Because the story was told from Takumi's perspective, it was a little hard for me to get a fix on Mio. She seemed a bit like some perfect housewife who sprang into being just to love and be with Takumi, and that bothered me. For some people, it might come too late, but, near the end of the book, Mio reveals in a letter that she made several conscious choices about her life's direction. While I would have liked more glimpses into her thoughts, I was happy about this revelation that she wasn't completely passive. She made some incredibly tough decisions, all on her own.

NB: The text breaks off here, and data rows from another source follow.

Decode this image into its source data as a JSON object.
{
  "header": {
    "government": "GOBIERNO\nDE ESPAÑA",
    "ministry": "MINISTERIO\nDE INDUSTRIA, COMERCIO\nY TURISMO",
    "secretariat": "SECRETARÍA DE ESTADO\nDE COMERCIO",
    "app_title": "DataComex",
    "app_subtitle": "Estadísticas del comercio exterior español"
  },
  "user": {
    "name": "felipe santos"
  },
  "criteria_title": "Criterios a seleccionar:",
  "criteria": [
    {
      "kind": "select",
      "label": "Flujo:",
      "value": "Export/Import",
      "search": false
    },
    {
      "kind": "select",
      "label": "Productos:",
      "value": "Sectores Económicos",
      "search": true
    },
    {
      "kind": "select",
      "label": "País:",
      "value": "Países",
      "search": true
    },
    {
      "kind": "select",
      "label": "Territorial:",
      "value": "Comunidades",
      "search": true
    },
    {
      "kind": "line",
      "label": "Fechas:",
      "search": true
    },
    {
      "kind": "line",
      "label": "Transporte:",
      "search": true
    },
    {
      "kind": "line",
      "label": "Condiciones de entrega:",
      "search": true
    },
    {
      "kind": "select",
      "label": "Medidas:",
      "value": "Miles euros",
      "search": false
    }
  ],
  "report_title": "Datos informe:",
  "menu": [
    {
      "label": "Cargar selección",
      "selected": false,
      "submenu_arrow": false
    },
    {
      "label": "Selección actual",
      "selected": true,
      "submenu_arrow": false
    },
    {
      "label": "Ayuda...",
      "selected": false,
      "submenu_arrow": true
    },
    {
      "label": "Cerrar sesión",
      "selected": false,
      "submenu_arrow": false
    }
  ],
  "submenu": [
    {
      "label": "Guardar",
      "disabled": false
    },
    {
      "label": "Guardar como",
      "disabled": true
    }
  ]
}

Before I began this book, I worried a little about its potential to be a tearjerker. For the most part, Takumi's narrative felt very emotionally removed, as though everything was muffled by a few layers of gauze. On the one hand, I was happy that the characters weren't wallowing in the sadness of Mio's approaching disappearance or trembling over the mystery of how she came to appear in the first place. On the other hand, it made it a little difficult to connect with everyone. I will say this, though: I needed tissues during the last 40 pages. Apparently I managed to connect with Takumi, Mio, and Yuji enough for that. I wish I could give Yuji a hug – he's an example of one of the few literary young children I actually like. He felt real, rather than like a disgustingly adorable idealized child.
All in all, I don't know that I'll ever want to reread this, but I'm glad I read it at least this one time. The translation was smooth and generally easy to follow – I'll have to see about trying other works Terry Gallagher has translated (my quick search brings up ZOO by Otsuichi and Self-Reference ENGINE by Toh EnJoe). Unfortunately, it doesn't appear as though any of Takuji Ichikawa's other works have been translated into English.
The animal lover in me was not entirely happy with how Ichikawa handled Pooh, a dog owned by one of the characters in the book. At some point prior to Pooh becoming Nombre's dog, his vocal chords were removed, meaning that he couldn't bark – I didn't like this, but I could deal with it because he seemed content. However, at the end of the book
(Original review, with read-alikes and watch-alikes, posted on A Library Girl's Familiar Diversions.)